Miss Cleo, whose real name was Youree Dell Harris, though she went by several aliases, had been diagnosed with colon cancer. The cancer spread to her liver and lungs, and the Los Angeles-born self-described psychic and shaman ultimately lost her battle to the disease and died surrounded by family and friends.
Just to jog your memory, here’s a video clip of Miss Cleo putting on a pitch-perfect Jamaican accent and delivering her no-BS advice to a heartbroken woman. Her “call me now” alone made a lot of us pick up the phone before promptly putting it down when we realized our parents would kill us when they got that phone bill at the end of the month.
It needs to be said that Miss Cleo died from one of the most common forms of cancer that black women battle. Colon and rectum cancers affect 4.7 percent of black women and 2.1 percent (1 in 47) died from this type of cancer from 2010 through 2012. This is a higher percentage than for non-Hispanic whites, and it’s the third deadliest form of cancer for black women — with breast cancer killing 3.3 percent of women and lung and bronchus cancer responsible for the deaths of 42 percent of women.
There are several lifestyle factors that are connected to colon cancer, including eating a diet high in red meats and processed foods, being overweight, smoking and not getting enough exercise. Age also affects risk — after age 50, your chances of developing the disease increase. Other risk factors include a history of inflammatory bowel disease or colorectal polyps and a family history of colon cancer or adenomatous polyps. Unfortunately, the reasons black women have the highest rates of colon cancer and mortality rates for the disease are still a mystery to the medical community.
But there’s a bright side. Regular screenings, before any symptoms are detected, can help diagnose colorectal cancer early enough for it to be successfully treated. Some of the tests used to screen for this type of cancer include a stool DNA test, a CT scan of the colon and rectum and a colonoscopy, which the U.S. Preventive Services Task Force recommends all patients begin at age 50 and continue until age 75.

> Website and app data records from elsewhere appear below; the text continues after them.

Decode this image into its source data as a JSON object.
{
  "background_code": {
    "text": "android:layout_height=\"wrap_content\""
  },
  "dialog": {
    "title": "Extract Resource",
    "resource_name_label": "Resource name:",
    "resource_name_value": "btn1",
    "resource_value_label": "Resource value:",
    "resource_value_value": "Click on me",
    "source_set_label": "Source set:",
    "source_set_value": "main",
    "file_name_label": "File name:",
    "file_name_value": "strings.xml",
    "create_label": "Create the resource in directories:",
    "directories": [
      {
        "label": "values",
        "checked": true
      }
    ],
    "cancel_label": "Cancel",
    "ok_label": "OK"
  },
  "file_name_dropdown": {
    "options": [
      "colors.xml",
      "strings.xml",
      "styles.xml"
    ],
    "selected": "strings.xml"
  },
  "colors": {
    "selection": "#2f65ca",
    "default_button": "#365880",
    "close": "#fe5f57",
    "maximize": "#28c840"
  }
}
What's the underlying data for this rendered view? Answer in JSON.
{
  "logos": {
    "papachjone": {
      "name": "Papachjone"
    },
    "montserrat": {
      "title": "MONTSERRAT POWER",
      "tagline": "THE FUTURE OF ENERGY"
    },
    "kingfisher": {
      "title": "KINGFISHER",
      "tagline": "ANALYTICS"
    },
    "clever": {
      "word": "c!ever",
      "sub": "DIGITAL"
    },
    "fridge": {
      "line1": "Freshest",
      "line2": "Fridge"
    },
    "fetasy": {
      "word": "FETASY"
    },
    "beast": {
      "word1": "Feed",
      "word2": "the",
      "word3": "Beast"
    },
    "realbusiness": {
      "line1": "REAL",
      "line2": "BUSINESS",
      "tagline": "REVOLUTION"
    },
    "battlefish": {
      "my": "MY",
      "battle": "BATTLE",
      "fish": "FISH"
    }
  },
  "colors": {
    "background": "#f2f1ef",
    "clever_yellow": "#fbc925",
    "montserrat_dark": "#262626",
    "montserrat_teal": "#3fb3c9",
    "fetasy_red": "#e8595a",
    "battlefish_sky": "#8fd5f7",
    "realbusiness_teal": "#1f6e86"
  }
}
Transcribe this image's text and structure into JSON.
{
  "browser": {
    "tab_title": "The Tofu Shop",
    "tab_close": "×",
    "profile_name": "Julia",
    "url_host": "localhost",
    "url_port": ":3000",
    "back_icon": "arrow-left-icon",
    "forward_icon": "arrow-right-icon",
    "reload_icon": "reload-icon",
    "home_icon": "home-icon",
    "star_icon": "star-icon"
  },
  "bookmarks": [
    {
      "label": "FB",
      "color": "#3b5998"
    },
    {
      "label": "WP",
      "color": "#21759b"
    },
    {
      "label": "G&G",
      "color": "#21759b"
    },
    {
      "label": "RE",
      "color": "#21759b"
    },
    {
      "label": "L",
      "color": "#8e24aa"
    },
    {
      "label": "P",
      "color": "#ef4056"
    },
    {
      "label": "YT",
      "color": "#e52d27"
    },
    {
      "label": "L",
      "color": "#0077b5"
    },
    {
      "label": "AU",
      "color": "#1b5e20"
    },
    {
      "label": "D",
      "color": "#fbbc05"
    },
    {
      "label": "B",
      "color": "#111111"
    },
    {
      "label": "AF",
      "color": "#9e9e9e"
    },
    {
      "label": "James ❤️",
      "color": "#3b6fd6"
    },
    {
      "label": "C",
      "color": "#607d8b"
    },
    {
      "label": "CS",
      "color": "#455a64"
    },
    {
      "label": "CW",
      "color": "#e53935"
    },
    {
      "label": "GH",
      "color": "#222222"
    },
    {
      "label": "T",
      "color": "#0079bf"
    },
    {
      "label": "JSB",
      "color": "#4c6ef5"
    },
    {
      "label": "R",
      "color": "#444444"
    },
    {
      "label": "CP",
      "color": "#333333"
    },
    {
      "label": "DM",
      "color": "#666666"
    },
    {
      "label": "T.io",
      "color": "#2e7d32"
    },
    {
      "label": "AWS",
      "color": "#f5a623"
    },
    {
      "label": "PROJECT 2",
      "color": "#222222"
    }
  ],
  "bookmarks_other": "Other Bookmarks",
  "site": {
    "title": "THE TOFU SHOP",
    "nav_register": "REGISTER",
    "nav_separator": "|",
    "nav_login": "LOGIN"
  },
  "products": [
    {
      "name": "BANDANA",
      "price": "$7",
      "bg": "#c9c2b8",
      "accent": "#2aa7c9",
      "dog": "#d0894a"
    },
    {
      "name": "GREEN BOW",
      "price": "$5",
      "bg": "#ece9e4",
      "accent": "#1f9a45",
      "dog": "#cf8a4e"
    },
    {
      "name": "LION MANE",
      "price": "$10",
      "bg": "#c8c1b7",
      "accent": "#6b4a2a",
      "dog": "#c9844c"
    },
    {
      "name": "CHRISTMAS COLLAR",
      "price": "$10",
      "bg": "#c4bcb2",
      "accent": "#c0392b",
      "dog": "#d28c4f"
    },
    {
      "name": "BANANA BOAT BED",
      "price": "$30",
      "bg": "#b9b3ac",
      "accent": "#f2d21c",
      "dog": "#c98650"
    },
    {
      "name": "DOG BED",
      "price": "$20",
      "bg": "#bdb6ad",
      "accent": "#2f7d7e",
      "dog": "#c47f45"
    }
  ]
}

Our thoughts go out to Miss Cleo’s family and loved ones. We hope her untimely death serves as a reminder to make health and early screenings a priority.